┌──
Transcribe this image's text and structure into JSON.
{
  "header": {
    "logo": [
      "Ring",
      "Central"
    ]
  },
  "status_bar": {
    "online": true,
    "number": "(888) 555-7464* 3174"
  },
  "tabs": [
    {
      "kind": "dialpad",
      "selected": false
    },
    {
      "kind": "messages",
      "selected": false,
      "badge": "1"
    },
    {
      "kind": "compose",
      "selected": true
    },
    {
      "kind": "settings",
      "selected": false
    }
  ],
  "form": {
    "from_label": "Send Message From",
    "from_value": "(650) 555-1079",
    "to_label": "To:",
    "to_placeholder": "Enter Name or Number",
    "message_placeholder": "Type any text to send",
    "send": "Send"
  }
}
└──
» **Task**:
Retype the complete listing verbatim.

» **Reply**:
Transcribe this image's text and structure into JSON.
{
  "header": {
    "logo": [
      "Ring",
      "Central"
    ]
  },
  "status_bar": {
    "online": true,
    "number": "(888) 555-7464* 3174"
  },
  "tabs": [
    {
      "kind": "dialpad",
      "selected": false
    },
    {
      "kind": "messages",
      "selected": false,
      "badge": "1"
    },
    {
      "kind": "compose",
      "selected": true
    },
    {
      "kind": "settings",
      "selected": false
    }
  ],
  "form": {
    "from_label": "Send Message From",
    "from_value": "(650) 555-1079",
    "to_label": "To:",
    "to_placeholder": "Enter Name or Number",
    "message_placeholder": "Type any text to send",
    "send": "Send"
  }
}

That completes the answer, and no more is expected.